• Task brief:
Would you repeat each of the lines below exactly?
===
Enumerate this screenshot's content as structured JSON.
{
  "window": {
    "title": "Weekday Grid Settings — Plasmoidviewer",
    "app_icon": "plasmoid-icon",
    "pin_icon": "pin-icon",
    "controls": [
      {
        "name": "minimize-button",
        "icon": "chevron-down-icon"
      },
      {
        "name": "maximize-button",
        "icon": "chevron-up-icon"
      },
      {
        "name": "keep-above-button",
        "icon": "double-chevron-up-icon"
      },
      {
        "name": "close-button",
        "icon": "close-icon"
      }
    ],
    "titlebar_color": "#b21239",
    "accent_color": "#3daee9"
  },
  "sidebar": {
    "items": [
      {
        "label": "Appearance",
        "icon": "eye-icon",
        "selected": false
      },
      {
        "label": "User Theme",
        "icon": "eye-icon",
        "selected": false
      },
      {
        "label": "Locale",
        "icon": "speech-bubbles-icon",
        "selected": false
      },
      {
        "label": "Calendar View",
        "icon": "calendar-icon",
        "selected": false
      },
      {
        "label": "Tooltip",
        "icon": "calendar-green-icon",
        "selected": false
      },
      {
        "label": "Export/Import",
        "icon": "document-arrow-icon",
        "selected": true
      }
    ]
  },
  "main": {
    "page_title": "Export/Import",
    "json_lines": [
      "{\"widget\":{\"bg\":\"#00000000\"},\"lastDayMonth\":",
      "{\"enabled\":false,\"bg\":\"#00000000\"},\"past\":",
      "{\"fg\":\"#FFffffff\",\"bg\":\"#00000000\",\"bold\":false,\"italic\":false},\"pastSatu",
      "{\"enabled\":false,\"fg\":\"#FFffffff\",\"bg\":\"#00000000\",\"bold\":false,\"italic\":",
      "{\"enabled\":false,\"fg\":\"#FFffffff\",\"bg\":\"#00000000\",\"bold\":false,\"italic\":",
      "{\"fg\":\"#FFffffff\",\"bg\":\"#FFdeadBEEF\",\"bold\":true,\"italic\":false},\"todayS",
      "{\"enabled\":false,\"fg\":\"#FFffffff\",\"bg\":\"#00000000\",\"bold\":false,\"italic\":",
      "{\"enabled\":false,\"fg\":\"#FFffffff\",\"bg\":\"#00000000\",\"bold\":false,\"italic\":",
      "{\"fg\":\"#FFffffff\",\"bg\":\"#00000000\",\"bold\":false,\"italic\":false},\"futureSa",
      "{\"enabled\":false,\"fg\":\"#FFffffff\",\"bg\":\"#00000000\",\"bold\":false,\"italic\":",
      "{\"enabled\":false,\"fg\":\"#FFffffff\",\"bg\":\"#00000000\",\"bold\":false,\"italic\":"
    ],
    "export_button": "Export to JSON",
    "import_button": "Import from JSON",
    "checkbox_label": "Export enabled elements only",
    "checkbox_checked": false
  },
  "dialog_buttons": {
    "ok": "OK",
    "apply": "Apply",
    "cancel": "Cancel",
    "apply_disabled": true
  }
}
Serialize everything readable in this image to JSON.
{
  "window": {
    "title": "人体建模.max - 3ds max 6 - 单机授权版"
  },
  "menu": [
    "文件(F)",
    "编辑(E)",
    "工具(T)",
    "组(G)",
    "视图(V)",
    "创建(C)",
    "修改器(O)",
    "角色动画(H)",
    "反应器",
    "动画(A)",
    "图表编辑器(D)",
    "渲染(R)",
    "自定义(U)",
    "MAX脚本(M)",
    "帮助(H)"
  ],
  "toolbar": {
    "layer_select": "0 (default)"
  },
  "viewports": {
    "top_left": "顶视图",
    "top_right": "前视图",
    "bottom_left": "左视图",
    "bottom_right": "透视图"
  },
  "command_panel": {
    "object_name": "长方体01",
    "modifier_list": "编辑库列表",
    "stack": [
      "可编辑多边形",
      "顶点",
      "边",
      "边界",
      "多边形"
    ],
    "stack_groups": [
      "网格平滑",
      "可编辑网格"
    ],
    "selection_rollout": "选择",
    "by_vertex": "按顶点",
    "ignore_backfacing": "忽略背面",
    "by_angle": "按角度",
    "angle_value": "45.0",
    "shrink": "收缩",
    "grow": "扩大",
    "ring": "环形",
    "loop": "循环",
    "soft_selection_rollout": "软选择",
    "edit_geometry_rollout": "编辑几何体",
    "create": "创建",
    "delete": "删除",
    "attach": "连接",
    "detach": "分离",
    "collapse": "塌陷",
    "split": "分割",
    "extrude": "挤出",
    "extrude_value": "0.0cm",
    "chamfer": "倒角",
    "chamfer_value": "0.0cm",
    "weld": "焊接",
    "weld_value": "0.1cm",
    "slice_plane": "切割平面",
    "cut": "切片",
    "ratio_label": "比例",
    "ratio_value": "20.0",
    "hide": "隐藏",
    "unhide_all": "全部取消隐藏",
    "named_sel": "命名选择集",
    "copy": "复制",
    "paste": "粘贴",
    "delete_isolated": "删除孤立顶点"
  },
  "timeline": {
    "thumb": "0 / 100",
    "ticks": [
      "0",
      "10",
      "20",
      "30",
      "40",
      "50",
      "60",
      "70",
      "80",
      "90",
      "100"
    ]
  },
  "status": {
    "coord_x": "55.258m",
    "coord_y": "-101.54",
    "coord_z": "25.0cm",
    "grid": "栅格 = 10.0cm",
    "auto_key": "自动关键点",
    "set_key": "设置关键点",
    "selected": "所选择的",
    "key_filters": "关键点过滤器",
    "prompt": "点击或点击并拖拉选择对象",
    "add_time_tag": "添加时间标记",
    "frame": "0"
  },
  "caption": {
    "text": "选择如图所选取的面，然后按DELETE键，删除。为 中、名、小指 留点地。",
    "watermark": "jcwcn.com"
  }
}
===
• Result below:
Enumerate this screenshot's content as structured JSON.
{
  "window": {
    "title": "Weekday Grid Settings — Plasmoidviewer",
    "app_icon": "plasmoid-icon",
    "pin_icon": "pin-icon",
    "controls": [
      {
        "name": "minimize-button",
        "icon": "chevron-down-icon"
      },
      {
        "name": "maximize-button",
        "icon": "chevron-up-icon"
      },
      {
        "name": "keep-above-button",
        "icon": "double-chevron-up-icon"
      },
      {
        "name": "close-button",
        "icon": "close-icon"
      }
    ],
    "titlebar_color": "#b21239",
    "accent_color": "#3daee9"
  },
  "sidebar": {
    "items": [
      {
        "label": "Appearance",
        "icon": "eye-icon",
        "selected": false
      },
      {
        "label": "User Theme",
        "icon": "eye-icon",
        "selected": false
      },
      {
        "label": "Locale",
        "icon": "speech-bubbles-icon",
        "selected": false
      },
      {
        "label": "Calendar View",
        "icon": "calendar-icon",
        "selected": false
      },
      {
        "label": "Tooltip",
        "icon": "calendar-green-icon",
        "selected": false
      },
      {
        "label": "Export/Import",
        "icon": "document-arrow-icon",
        "selected": true
      }
    ]
  },
  "main": {
    "page_title": "Export/Import",
    "json_lines": [
      "{\"widget\":{\"bg\":\"#00000000\"},\"lastDayMonth\":",
      "{\"enabled\":false,\"bg\":\"#00000000\"},\"past\":",
      "{\"fg\":\"#FFffffff\",\"bg\":\"#00000000\",\"bold\":false,\"italic\":false},\"pastSatu",
      "{\"enabled\":false,\"fg\":\"#FFffffff\",\"bg\":\"#00000000\",\"bold\":false,\"italic\":",
      "{\"enabled\":false,\"fg\":\"#FFffffff\",\"bg\":\"#00000000\",\"bold\":false,\"italic\":",
      "{\"fg\":\"#FFffffff\",\"bg\":\"#FFdeadBEEF\",\"bold\":true,\"italic\":false},\"todayS",
      "{\"enabled\":false,\"fg\":\"#FFffffff\",\"bg\":\"#00000000\",\"bold\":false,\"italic\":",
      "{\"enabled\":false,\"fg\":\"#FFffffff\",\"bg\":\"#00000000\",\"bold\":false,\"italic\":",
      "{\"fg\":\"#FFffffff\",\"bg\":\"#00000000\",\"bold\":false,\"italic\":false},\"futureSa",
      "{\"enabled\":false,\"fg\":\"#FFffffff\",\"bg\":\"#00000000\",\"bold\":false,\"italic\":",
      "{\"enabled\":false,\"fg\":\"#FFffffff\",\"bg\":\"#00000000\",\"bold\":false,\"italic\":"
    ],
    "export_button": "Export to JSON",
    "import_button": "Import from JSON",
    "checkbox_label": "Export enabled elements only",
    "checkbox_checked": false
  },
  "dialog_buttons": {
    "ok": "OK",
    "apply": "Apply",
    "cancel": "Cancel",
    "apply_disabled": true
  }
}
Serialize everything readable in this image to JSON.
{
  "window": {
    "title": "人体建模.max - 3ds max 6 - 单机授权版"
  },
  "menu": [
    "文件(F)",
    "编辑(E)",
    "工具(T)",
    "组(G)",
    "视图(V)",
    "创建(C)",
    "修改器(O)",
    "角色动画(H)",
    "反应器",
    "动画(A)",
    "图表编辑器(D)",
    "渲染(R)",
    "自定义(U)",
    "MAX脚本(M)",
    "帮助(H)"
  ],
  "toolbar": {
    "layer_select": "0 (default)"
  },
  "viewports": {
    "top_left": "顶视图",
    "top_right": "前视图",
    "bottom_left": "左视图",
    "bottom_right": "透视图"
  },
  "command_panel": {
    "object_name": "长方体01",
    "modifier_list": "编辑库列表",
    "stack": [
      "可编辑多边形",
      "顶点",
      "边",
      "边界",
      "多边形"
    ],
    "stack_groups": [
      "网格平滑",
      "可编辑网格"
    ],
    "selection_rollout": "选择",
    "by_vertex": "按顶点",
    "ignore_backfacing": "忽略背面",
    "by_angle": "按角度",
    "angle_value": "45.0",
    "shrink": "收缩",
    "grow": "扩大",
    "ring": "环形",
    "loop": "循环",
    "soft_selection_rollout": "软选择",
    "edit_geometry_rollout": "编辑几何体",
    "create": "创建",
    "delete": "删除",
    "attach": "连接",
    "detach": "分离",
    "collapse": "塌陷",
    "split": "分割",
    "extrude": "挤出",
    "extrude_value": "0.0cm",
    "chamfer": "倒角",
    "chamfer_value": "0.0cm",
    "weld": "焊接",
    "weld_value": "0.1cm",
    "slice_plane": "切割平面",
    "cut": "切片",
    "ratio_label": "比例",
    "ratio_value": "20.0",
    "hide": "隐藏",
    "unhide_all": "全部取消隐藏",
    "named_sel": "命名选择集",
    "copy": "复制",
    "paste": "粘贴",
    "delete_isolated": "删除孤立顶点"
  },
  "timeline": {
    "thumb": "0 / 100",
    "ticks": [
      "0",
      "10",
      "20",
      "30",
      "40",
      "50",
      "60",
      "70",
      "80",
      "90",
      "100"
    ]
  },
  "status": {
    "coord_x": "55.258m",
    "coord_y": "-101.54",
    "coord_z": "25.0cm",
    "grid": "栅格 = 10.0cm",
    "auto_key": "自动关键点",
    "set_key": "设置关键点",
    "selected": "所选择的",
    "key_filters": "关键点过滤器",
    "prompt": "点击或点击并拖拉选择对象",
    "add_time_tag": "添加时间标记",
    "frame": "0"
  },
  "caption": {
    "text": "选择如图所选取的面，然后按DELETE键，删除。为 中、名、小指 留点地。",
    "watermark": "jcwcn.com"
  }
}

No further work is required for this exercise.